Someone new started working at the coffee shop where I write after work. Her genuine friendliness exposed my meager social skills. She would always smile and guide me through brief conversations. After a few days of this, I greeted her and didn’t get quite that same feeling from her. Now here are some rather unfortunate insights into my mind. I immediately thought she was annoyed with having to nurse me along through small talk every time I came in for my coffee. I started to feel bad about myself and so I turned that onto her. Why was her patience so limited? Had she made enough friends and no longer had any incentive to be friendly with someone who didn’t meet her impossibly high standards of being able to smile and hold up his end of a conversation?
These thoughts happened at a nearly subconscious level, and then I snapped out of it and thought that maybe something was wrong, so I said, “Are you alright?” She turned to me and nearly started to cry. Her best friend had been in a serious car accident. He would make a full recovery, but at that time, he was hospitalized in intensive care. Instead of small talk, the next times I saw her I asked about her friend and she kept me updated through his recovery. I imagine her having to come in that day, working a new job with this personal tragedy weighing heavily on her mind and probably, not knowing anyone very well, intent on keeping it to herself. On another day or in another moment, I might have passed on by without asking. Instead that moment led to a friendship. By doing something easy, something I could stand to do more of: simply listening and caring. Just asking, “Are you alright?”

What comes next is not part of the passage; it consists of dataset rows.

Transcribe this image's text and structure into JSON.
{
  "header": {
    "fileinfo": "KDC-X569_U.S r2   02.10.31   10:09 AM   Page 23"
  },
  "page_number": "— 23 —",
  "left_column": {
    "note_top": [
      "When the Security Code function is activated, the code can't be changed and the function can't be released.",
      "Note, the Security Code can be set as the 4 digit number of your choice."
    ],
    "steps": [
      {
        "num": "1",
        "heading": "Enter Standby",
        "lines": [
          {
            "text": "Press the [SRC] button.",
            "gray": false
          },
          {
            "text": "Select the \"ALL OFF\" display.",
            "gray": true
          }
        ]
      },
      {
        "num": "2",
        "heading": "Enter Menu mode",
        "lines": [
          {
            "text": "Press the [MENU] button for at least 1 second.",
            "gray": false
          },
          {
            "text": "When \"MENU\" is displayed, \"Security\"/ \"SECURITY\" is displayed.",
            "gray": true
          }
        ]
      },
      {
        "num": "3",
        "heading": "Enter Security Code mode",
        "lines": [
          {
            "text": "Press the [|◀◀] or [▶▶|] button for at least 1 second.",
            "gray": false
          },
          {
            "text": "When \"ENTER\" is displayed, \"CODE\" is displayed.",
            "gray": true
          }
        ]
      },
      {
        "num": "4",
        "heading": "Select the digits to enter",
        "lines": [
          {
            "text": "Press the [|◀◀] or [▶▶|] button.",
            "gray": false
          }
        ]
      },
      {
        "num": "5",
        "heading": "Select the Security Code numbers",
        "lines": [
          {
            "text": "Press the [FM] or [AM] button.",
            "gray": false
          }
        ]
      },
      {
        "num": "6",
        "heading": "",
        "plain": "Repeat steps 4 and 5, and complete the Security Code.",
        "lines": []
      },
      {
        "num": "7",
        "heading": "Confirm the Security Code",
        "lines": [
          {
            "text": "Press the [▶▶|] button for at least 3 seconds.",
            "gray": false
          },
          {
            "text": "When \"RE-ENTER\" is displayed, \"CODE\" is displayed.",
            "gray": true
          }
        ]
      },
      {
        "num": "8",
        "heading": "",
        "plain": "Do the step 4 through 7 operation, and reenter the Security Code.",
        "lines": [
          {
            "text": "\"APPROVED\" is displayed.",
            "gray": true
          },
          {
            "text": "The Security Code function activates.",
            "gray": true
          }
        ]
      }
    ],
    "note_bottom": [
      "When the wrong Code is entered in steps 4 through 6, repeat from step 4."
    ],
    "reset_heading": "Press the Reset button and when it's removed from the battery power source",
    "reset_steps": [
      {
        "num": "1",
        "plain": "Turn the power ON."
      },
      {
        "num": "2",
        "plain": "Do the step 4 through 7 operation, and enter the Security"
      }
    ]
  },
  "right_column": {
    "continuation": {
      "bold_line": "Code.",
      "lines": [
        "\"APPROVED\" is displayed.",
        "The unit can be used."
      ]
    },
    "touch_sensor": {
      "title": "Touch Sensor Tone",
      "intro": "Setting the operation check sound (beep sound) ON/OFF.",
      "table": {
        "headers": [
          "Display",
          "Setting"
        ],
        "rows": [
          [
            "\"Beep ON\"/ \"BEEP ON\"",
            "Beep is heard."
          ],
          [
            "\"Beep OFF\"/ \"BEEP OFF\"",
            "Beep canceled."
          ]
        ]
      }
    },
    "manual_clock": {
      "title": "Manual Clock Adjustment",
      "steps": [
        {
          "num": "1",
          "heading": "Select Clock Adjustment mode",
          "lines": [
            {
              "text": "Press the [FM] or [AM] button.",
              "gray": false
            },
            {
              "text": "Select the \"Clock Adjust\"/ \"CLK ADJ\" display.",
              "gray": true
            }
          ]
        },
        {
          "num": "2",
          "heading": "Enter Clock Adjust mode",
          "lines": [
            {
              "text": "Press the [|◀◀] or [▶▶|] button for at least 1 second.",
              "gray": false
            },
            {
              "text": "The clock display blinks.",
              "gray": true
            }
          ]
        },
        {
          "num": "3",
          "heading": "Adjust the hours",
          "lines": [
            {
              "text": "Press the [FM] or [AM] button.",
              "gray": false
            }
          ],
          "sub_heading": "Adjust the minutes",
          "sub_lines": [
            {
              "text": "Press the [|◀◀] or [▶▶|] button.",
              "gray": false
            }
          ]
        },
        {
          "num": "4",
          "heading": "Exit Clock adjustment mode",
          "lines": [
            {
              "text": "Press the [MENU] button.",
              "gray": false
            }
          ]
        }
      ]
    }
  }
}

There is a song by Lucinda Williams called “Are You Alright?” The first time I heard it, I have to admit, I found it trite. It’s lyrically simple, with the title being repeated over and over, alternating with single lines. But as the melody repeats and the drums kick in, as she keeps asking, you start to feel like she actually cares. It feels nice to be asked, “Are you alright?” It feels nice to ask, “Are you alright?”